● Source records
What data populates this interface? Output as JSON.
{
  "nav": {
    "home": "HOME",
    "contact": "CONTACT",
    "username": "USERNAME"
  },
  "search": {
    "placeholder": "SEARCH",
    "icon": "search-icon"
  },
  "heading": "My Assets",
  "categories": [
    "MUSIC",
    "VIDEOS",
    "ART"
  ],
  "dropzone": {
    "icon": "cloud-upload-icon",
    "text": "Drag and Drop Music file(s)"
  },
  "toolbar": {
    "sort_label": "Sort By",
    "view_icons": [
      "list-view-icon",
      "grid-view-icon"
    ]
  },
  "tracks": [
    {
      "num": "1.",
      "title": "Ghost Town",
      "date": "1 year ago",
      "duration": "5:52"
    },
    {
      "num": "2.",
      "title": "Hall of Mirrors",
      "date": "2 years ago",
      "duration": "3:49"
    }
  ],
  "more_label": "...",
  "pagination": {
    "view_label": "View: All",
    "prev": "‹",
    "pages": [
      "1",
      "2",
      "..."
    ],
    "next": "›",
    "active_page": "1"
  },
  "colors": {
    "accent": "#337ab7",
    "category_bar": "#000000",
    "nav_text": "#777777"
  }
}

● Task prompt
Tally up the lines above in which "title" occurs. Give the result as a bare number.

● Solution
2